In their report, entitled “The American Dream or Just an Illusion?  Understanding Land Contract Trends in the Midwest Pre- and Post-Crisis,” they invaluably look at the prevalence and impact of land contract sales by individual families rather than institutional investors in communities of color, low income communities, and distressed housing markets.  Accessing a huge database, they were able to focus on the years since the recession in six states:  Michigan, Ohio, Wisconsin, Minnesota, Indiana, and Iowa.

You’re not going to read their full report, but here are the highlights:

  • Land contracts are still the wild west where families without access to other credit sources have little protections. They found that Florida, Maryland and Oklahoma have protections equivalent to standard mortgages, while Texas, Illinois, and Ohio offer some level of protections after a certain percentage of the contract is fulfilled including return of down payment and repair investments in some cases.
  • Their database showed that 69% of land contracts were in these six states with Michigan holding 25%, Ohio 13%, and Wisconsin 11%.
  • They caution that though these states require recording, this data likely understates the level of land contract activity, reflecting perhaps at most only 25% of actual transactions.
  • The median level for land contract sales was $74,000 with more than 70% at less than $100,000.
  • 45% of the sales were less than half of the price of standard mortgage sales in these markets after the recession.
  • In Wayne County, containing Detroit, 49% of the contract land sales were less than $53,000 in 2005 and increased to 57% in 2016, and credit narrowed.  A report chart showed that contract sales where overwhelming compared to banks’ sales under Home Mortgage Disclosure Act (HMDA) reporting.
  • The report shows that land contract sales are dominating the market for $50,000 or below sales price homes.
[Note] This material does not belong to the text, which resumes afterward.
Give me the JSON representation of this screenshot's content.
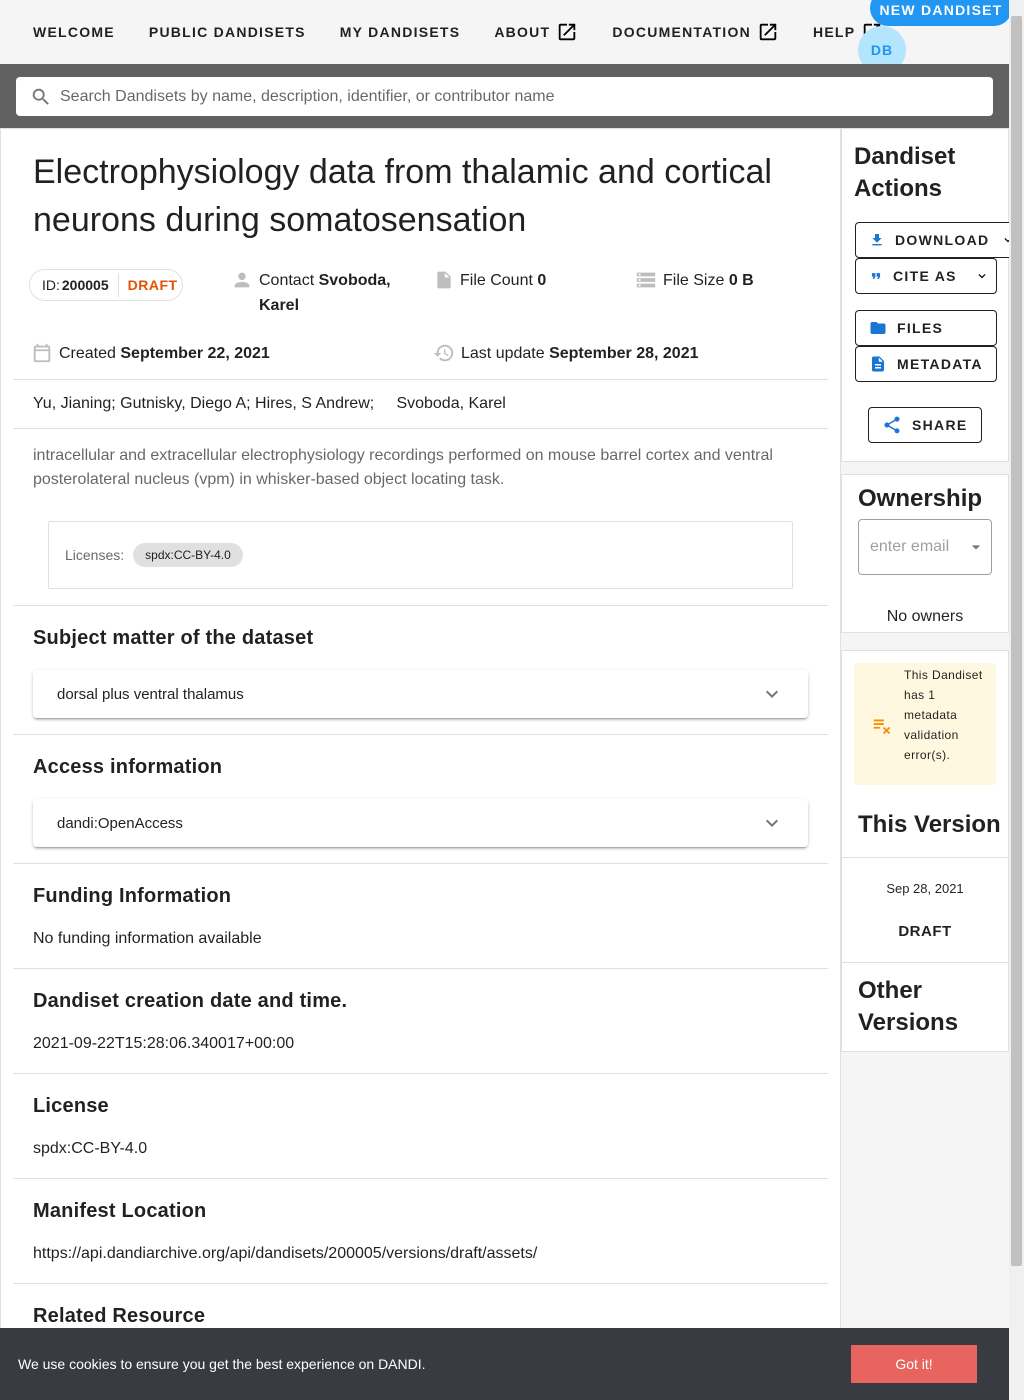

You get the message.  This is bad business.  Carpenter and her co-authors were Federal Reserve careful in coming to rash conclusions, but even the most cursory reading underscores the fact that lower income families trying to access home ownership at the lower end of the market that they can afford are still being deserted by the banking and normal credit system and herded into land contract sales lacking better, cheaper, and more secure options.